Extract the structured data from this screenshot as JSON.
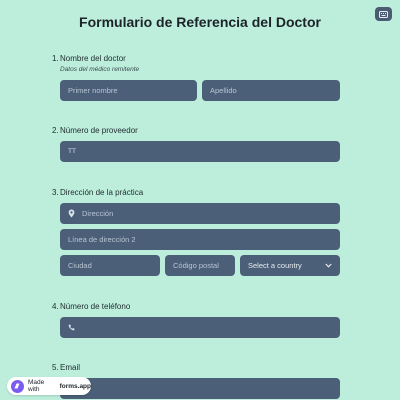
{
  "header": {
    "title": "Formulario de Referencia del Doctor"
  },
  "q1": {
    "number": "1.",
    "label": "Nombre del doctor",
    "sublabel": "Datos del médico remitente",
    "first_placeholder": "Primer nombre",
    "last_placeholder": "Apellido"
  },
  "q2": {
    "number": "2.",
    "label": "Número de proveedor",
    "field_icon_text": "TT"
  },
  "q3": {
    "number": "3.",
    "label": "Dirección de la práctica",
    "address_placeholder": "Dirección",
    "address2_placeholder": "Línea de dirección 2",
    "city_placeholder": "Ciudad",
    "postal_placeholder": "Código postal",
    "country_select": "Select a country"
  },
  "q4": {
    "number": "4.",
    "label": "Número de teléfono"
  },
  "q5": {
    "number": "5.",
    "label": "Email"
  },
  "badge": {
    "prefix": "Made with",
    "brand": "forms.app"
  },
  "icons": {
    "corner": "keyboard-icon",
    "address": "location-pin-icon",
    "phone": "phone-icon",
    "select": "chevron-down-icon",
    "badge": "forms-app-logo-icon"
  },
  "colors": {
    "background": "#bdeedb",
    "field": "#4b5f78",
    "badge_logo": "#7c5cf0"
  }
}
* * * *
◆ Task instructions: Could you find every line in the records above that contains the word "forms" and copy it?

◆ Result for this task:
    "brand": "forms.app"
    "badge": "forms-app-logo-icon"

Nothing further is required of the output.